SYNCLOOP(8) Maintenance Procedures SYNCLOOP(8)


syncloop - synchronous serial loopback test program


/usr/sbin/syncloop [-cdlstv] device


The syncloop command performs several loopback tests that are useful in
exercising the various components of a serial communications link.

Before running a test, syncloop opens the designated port and configures
it according to command line options and the specified test type. It
announces the names of the devices being used to control the hardware
channel, the channel number (ppa) corresponding to the device argument,
and the parameters it has set for that channel. It then runs the
loopback test in three phases.

The first phase is to listen on the port for any activity. If no
activity is seen for at least four seconds, syncloop proceeds to the next
phase. Otherwise, the user is informed that the line is active and that
the test cannot proceed, and the program exits.

In the second phase, called the "first-packet" phase, syncloop attempts
to send and receive one packet. The program will wait for up to four
seconds for the returned packet. If no packets are seen after five
attempts, the test fails with an excoriating message. If a packet is
returned, the result is compared with the original. If the length and
content do not match exactly, the test fails.
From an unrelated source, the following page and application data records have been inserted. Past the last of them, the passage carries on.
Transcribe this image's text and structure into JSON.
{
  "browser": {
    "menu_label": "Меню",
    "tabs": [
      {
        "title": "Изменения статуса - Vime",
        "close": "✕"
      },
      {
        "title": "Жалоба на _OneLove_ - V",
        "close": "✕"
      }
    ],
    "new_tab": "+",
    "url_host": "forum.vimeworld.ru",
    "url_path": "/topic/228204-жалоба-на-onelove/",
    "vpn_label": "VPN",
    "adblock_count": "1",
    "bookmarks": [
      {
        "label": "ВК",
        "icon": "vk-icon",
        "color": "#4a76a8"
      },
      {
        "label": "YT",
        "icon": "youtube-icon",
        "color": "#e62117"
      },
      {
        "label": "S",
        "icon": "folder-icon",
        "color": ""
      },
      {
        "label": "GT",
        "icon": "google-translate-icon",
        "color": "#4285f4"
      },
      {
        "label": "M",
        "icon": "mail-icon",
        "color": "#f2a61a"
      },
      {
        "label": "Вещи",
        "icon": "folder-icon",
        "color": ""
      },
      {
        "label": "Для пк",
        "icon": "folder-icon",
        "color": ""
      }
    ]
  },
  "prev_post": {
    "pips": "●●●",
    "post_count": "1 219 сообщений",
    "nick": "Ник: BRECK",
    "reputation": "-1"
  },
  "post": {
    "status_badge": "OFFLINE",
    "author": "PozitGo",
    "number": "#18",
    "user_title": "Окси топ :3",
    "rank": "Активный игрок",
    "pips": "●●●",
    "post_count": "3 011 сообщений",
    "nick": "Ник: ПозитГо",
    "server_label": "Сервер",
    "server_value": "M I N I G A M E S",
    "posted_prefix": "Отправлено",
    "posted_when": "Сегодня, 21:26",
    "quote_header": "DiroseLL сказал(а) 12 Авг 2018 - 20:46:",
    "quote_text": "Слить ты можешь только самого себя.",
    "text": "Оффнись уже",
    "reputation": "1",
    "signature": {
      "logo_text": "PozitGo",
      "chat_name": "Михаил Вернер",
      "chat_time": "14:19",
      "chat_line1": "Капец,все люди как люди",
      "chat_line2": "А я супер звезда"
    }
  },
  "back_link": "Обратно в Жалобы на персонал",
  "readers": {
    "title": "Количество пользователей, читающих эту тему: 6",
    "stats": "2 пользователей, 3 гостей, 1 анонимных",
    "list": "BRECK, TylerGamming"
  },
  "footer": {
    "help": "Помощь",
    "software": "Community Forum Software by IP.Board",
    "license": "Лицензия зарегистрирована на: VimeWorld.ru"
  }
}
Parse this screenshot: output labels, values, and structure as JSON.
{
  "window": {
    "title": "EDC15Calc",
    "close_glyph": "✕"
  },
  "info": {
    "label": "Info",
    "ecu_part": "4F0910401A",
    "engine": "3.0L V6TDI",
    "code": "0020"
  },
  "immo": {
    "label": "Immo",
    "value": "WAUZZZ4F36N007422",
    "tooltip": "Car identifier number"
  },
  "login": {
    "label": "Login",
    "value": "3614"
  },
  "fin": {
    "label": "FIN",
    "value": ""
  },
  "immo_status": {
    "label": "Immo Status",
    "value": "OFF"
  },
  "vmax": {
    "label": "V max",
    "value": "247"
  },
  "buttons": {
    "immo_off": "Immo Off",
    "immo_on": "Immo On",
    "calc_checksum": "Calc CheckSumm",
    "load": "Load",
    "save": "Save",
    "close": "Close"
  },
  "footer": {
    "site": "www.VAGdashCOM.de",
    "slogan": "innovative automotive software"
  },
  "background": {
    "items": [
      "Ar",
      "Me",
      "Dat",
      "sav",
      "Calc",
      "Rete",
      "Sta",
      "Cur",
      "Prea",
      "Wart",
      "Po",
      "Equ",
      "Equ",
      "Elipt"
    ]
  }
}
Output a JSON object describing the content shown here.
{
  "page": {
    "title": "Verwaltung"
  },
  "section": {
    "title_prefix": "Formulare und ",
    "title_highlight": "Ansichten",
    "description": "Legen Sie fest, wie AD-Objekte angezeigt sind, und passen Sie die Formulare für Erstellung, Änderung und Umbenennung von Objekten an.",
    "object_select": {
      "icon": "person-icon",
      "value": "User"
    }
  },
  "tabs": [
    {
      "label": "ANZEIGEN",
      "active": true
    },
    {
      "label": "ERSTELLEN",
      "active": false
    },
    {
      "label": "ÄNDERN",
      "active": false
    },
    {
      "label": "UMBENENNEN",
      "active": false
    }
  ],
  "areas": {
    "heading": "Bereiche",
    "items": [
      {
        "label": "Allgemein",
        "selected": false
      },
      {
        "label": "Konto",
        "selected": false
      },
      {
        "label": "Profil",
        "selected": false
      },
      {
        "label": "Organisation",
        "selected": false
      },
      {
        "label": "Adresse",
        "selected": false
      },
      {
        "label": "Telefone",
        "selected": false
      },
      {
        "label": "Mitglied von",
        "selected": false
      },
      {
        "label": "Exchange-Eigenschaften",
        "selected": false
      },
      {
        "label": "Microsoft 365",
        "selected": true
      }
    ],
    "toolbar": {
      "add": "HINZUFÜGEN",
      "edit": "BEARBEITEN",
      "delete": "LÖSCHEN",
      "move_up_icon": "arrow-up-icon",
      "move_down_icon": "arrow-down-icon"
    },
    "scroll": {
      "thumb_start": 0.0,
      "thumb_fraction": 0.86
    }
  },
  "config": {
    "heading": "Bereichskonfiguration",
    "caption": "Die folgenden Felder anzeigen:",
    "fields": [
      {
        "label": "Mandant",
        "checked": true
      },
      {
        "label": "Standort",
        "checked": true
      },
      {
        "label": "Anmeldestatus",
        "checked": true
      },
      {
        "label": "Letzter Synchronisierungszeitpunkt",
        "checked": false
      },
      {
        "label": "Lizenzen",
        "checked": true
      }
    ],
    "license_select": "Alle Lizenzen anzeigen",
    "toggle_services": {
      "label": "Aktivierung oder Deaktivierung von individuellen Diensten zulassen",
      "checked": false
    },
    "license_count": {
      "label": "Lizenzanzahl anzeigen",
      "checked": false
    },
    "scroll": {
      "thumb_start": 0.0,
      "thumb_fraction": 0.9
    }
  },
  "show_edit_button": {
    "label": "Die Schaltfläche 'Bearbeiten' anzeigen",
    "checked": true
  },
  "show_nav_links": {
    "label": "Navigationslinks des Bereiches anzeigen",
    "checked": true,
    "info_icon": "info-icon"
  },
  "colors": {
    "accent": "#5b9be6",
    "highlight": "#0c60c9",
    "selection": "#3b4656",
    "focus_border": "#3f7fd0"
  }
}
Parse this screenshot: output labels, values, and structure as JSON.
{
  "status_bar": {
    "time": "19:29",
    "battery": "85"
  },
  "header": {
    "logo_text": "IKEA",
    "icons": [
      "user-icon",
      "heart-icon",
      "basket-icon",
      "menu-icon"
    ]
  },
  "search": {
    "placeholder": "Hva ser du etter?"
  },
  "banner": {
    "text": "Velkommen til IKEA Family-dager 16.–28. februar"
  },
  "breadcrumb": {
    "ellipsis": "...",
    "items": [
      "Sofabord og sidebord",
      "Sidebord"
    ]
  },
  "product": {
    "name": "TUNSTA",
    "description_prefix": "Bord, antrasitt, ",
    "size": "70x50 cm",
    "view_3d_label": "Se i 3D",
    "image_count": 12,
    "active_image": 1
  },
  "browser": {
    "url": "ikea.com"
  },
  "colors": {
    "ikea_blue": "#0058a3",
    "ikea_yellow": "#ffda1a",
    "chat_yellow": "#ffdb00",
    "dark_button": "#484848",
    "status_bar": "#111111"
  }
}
The final phase, known as the "multiple-packet" phase, attempts to send
many packets through the loop. Because the program has verified the
integrity of the link in the first-packet phase, the test will not fail
after a particular number of timeouts. If a packet is not seen after four
seconds, a message is displayed. Otherwise, a count of the number of
packets received is updated on the display once per second. If it becomes
obvious that the test is not receiving packets during this phase, the
user may wish to stop the program manually. The number and size of the
packets sent during this phase is determined by default values, or by
command line options. Each returned packet is compared with its original
for length and content. If a mismatch is detected, the test fails. The
test completes when the required number of packets have been sent,
regardless of errors.

After the multiple-packet phase has completed, the program displays a
summary of the hardware event statistics for the channel that was tested.
The display takes the following form:

CRC errors Aborts Overruns Underruns In<-Drops-> Out
0 0 0 0 0 0

This is followed by an estimated line speed, which is an approximation of
the bit rate of the line, based on the number of bytes sent and the
actual time that it took to send them.


The options for syncloop are described in the following table:

Option Parameter Default Description
-c packet_count 100 Specifies the number of
packets to be sent in the
multiple-packet phase.
-d hex_data_byte random Specifies that each packet
will be filled with bytes
with the value of
-l packet_length 100 Specifies the length of each
packet in bytes.
-s line_speed 9600 Bit rate in bits per second.
-v Sets verbose mode. If data
errors occur, the expected
and received data is
-t test_type none A number, from 1 to 4, that
specifies which test to
perform. The values for
test_type are as follows: 1:
Internal loopback test.
Port loopback is on.
Transmit and receive clock
sources are internal (baud
rate generator). 2: External
loopback test. Port
loopback is off. Transmit
and receive clock sources
are internal. Requires a
loopback plug suitable to
the port under test. 3:
External loopback test.
Port loopback is off.
Transmit and receive clock
sources are external
(modem). Requires that one
of the local modem, the
remote modem, or the remote
system be set in a loopback
configuration. 4: Test using
predefined parameters. User
defines hardware
configuration and may select
port parameters using the
syncinit(8) command.

All numeric options except -d are entered as decimal numbers (for
example, -s 19200). If you do not provide the -t test_type option,
syncloop prompts for it.


Example 1: A sample display of using the syncloop command.

In the following command syncloop uses a packet length of 512 bytes over
the first CPU port:

example# syncloop -l 512 zsh0

In response to the above command, syncloop prompts you for the test
option you want.

The following command performs an internal loopback test on the first CPU
port, using 5000 packets and a bit rate of 56Kbps:

example# syncloop -t 1 -s 56000 -c 5000 zsh0


zsh(4D), attributes(7), syncinit(8), syncstat(8)


device missing minor device number

The name device does not end in a decimal number that can be used as
a minor device number.

invalid packet length: nnn

The packet length was specified to be less than zero or greater than

poll: nothing to read

poll: nothing to read or write.

The poll(2) system call indicates that there is no input pending
and/or that output would be blocked if attempted.

len xxx should be yyy

The packet that was sent had a length of yyy, but was received with a
length of xxx.

nnn packets lost in outbound queueing

nnn packets lost in inbound queueing

A discrepancy has been found between the number of packets sent by
syncloop and the number of packets the driver counted as transmitted,
or between the number counted as received and the number read by the


To allow its tests to run properly, as well as prevent disturbance of
normal operations, syncloop should only be run on a port that is not
being used for any other purpose at that time.

March 9, 1993 SYNCLOOP(8)